“Silence of the Lambs” is a case study of how great a film can be when all of the elements come together. Director Jonathan Demme brought years of exploitation and mainstream experience to the film, and displayed a maturity that would elevate him to the next level as a director. Read the rest of this entry »


A kiss is just a kiss, a sigh is just a sigh, but a chainsaw up your noise will give you a migraine. Often imitated yet never equaled, “Casablanca” endures because of its timeless elements and classic storytelling. Fifty-five years after its release and after being named number two on the American Film Institute’s Top 100 Films of all time, “Casablanca” arrives on DVD, and what a wonderful opportunity to snuggle up to an old friend. Read the rest of this entry »


They are the type of headlines that instantly grab your attention. You read them with morbid curiosity. Train derails, no survivors. Plane crashes on take-off. No survivors. Bus plunges off icy road. No survivors. Read the rest of this entry »

Where The Money Is

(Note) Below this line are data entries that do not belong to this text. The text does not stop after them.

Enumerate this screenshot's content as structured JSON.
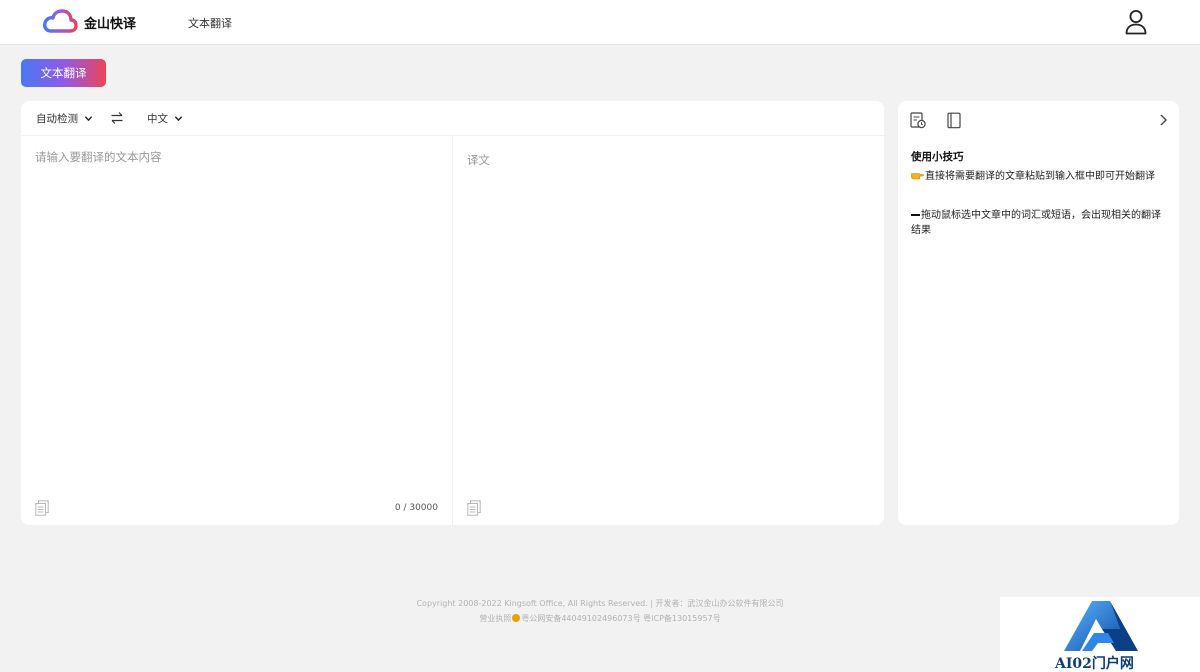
{
  "header": {
    "brand_name": "金山快译",
    "nav_link": "文本翻译",
    "brand_colors": [
      "#3f7cf4",
      "#9b58e6",
      "#ee4057"
    ]
  },
  "mode_button": {
    "label": "文本翻译"
  },
  "translator": {
    "source_language": "自动检测",
    "target_language": "中文",
    "source_placeholder": "请输入要翻译的文本内容",
    "target_placeholder": "译文",
    "char_count": "0 / 30000"
  },
  "tips": {
    "title": "使用小技巧",
    "items": [
      "直接将需要翻译的文章粘贴到输入框中即可开始翻译",
      "拖动鼠标选中文章中的词汇或短语，会出现相关的翻译结果"
    ]
  },
  "footer": {
    "line1": "Copyright 2008-2022 Kingsoft Office, All Rights Reserved. | 开发者：武汉金山办公软件有限公司",
    "line2_prefix": "营业执照",
    "line2_suffix": "粤公网安备44049102496073号 粤ICP备13015957号"
  },
  "watermark": {
    "text": "AI02门户网"
  },
  "icons": {
    "brand": "cloud-logo-icon",
    "user": "user-icon",
    "swap": "swap-icon",
    "chevron": "chevron-down-icon",
    "copy": "copy-icon",
    "history": "history-icon",
    "book": "book-icon",
    "collapse": "chevron-right-icon"
  }
}
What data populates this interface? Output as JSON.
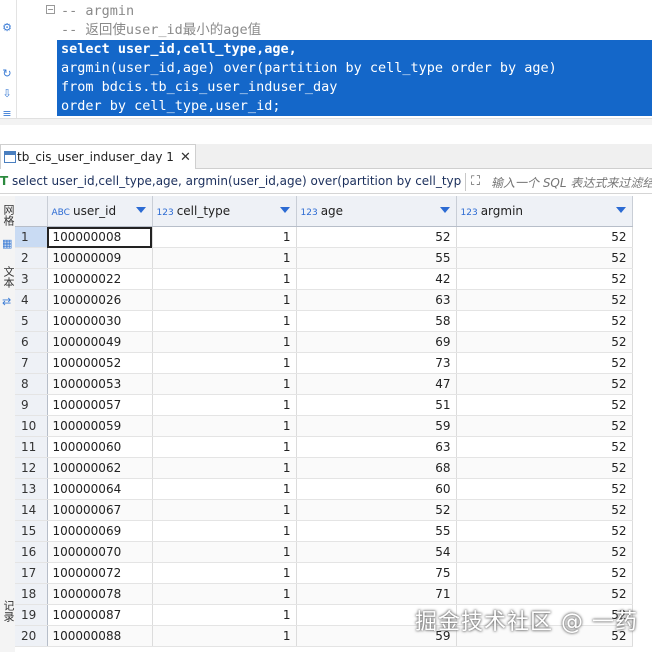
{
  "editor": {
    "lines": [
      "-- argmin",
      "-- 返回使user_id最小的age值",
      "select user_id,cell_type,age,",
      "argmin(user_id,age) over(partition by cell_type order by age)",
      "from bdcis.tb_cis_user_induser_day",
      "order by cell_type,user_id;"
    ],
    "fold_symbol": "−"
  },
  "results_tab": {
    "label": "tb_cis_user_induser_day 1",
    "close": "✕"
  },
  "filter": {
    "icon": "T",
    "query": "select user_id,cell_type,age, argmin(user_id,age) over(partition by cell_type order by age)",
    "placeholder": "输入一个 SQL 表达式来过滤结果",
    "expand_icon": "⛶"
  },
  "side_panel": {
    "grid_label": "网格",
    "text_label": "文本",
    "record_label": "记录"
  },
  "grid": {
    "columns": [
      {
        "name": "user_id",
        "type": "ABC"
      },
      {
        "name": "cell_type",
        "type": "123"
      },
      {
        "name": "age",
        "type": "123"
      },
      {
        "name": "argmin",
        "type": "123"
      }
    ],
    "rows": [
      [
        "1",
        "100000008",
        "1",
        "52",
        "52"
      ],
      [
        "2",
        "100000009",
        "1",
        "55",
        "52"
      ],
      [
        "3",
        "100000022",
        "1",
        "42",
        "52"
      ],
      [
        "4",
        "100000026",
        "1",
        "63",
        "52"
      ],
      [
        "5",
        "100000030",
        "1",
        "58",
        "52"
      ],
      [
        "6",
        "100000049",
        "1",
        "69",
        "52"
      ],
      [
        "7",
        "100000052",
        "1",
        "73",
        "52"
      ],
      [
        "8",
        "100000053",
        "1",
        "47",
        "52"
      ],
      [
        "9",
        "100000057",
        "1",
        "51",
        "52"
      ],
      [
        "10",
        "100000059",
        "1",
        "59",
        "52"
      ],
      [
        "11",
        "100000060",
        "1",
        "63",
        "52"
      ],
      [
        "12",
        "100000062",
        "1",
        "68",
        "52"
      ],
      [
        "13",
        "100000064",
        "1",
        "60",
        "52"
      ],
      [
        "14",
        "100000067",
        "1",
        "52",
        "52"
      ],
      [
        "15",
        "100000069",
        "1",
        "55",
        "52"
      ],
      [
        "16",
        "100000070",
        "1",
        "54",
        "52"
      ],
      [
        "17",
        "100000072",
        "1",
        "75",
        "52"
      ],
      [
        "18",
        "100000078",
        "1",
        "71",
        "52"
      ],
      [
        "19",
        "100000087",
        "1",
        "",
        "52"
      ],
      [
        "20",
        "100000088",
        "1",
        "59",
        "52"
      ]
    ]
  },
  "watermark": "掘金技术社区 @ 一药"
}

He’s been around so long that sometimes we take him for granted. Even when he’s in a bad film, I’ve never seen a bad Paul Newman performance. Although he prefers to dabble in salad dressing and popcorn, Newman is like a fine wine. He only gets better with age. Read the rest of this entry »

When Brendan Met Trudy

Brendan, a Dublin high school history teacher, lives his life like a movie. When we first meet Brendan, he’s lying face down in a rain-filled gutter. The scene looks familiar. It’s supposed to. It’s the scene that opens “Sunset Boulevard.” Read the rest of this entry »

The Rocky Horror Show DVD

Flashback. 1974. I was a junior in high school. I was also among those privileged to catch “The Rocky Horror Show” at the Roxy Theater on Sunset Boulevard in Hollywood. Way too young to appreciate the freak show that made up the audience, but old enough to appreciate the freak show on stage. Read the rest of this entry »

Sinema review



This Showtime Original Movie isn’t on video yet, but you can still catch it as it plays on the cable network. A video release is due next Fall. What would you do if you had the opportunity to take a DNA test to find out if your unborn baby is healthy? Better yet, what would you do if the same test also produced evidence that the baby would be born homosexual? Read the rest of this entry »

Phone Booth

Remember the good old days when if you wanted to get someone in trouble, you would “drop a dime” on them. Thanks to the prolific rise of cellular phones, calling plans, and exuberant pay phone charges, “dropping a dime” on someone has lost all its meaning. Read the rest of this entry »